What you have to do: Where the data below has the string "false", return the whole line.

Data section:
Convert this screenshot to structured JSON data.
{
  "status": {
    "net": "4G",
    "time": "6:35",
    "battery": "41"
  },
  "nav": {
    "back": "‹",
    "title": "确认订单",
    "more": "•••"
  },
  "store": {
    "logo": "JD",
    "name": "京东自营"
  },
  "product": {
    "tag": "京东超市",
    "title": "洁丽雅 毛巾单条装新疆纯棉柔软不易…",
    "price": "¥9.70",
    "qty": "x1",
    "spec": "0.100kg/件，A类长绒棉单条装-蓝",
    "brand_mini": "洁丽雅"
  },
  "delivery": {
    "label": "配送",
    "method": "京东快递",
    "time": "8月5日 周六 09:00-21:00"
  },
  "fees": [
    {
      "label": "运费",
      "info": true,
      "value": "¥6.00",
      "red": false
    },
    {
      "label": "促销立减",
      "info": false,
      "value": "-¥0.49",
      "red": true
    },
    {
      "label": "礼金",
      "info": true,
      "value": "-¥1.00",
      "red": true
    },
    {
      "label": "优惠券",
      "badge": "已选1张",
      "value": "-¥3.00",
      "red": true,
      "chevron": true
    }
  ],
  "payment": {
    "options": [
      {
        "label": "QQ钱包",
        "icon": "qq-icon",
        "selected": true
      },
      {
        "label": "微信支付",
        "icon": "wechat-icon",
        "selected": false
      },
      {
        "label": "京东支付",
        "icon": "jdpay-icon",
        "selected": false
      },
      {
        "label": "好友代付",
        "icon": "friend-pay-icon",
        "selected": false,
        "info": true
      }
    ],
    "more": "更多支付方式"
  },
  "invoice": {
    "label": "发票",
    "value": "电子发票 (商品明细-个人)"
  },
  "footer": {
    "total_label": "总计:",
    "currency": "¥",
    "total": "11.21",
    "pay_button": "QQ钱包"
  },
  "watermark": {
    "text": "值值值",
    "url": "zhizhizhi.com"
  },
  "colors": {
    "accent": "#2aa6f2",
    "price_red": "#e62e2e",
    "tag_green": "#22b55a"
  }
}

Solution to this exercise:
      "red": false
      "info": false,
        "selected": false
        "selected": false
        "selected": false,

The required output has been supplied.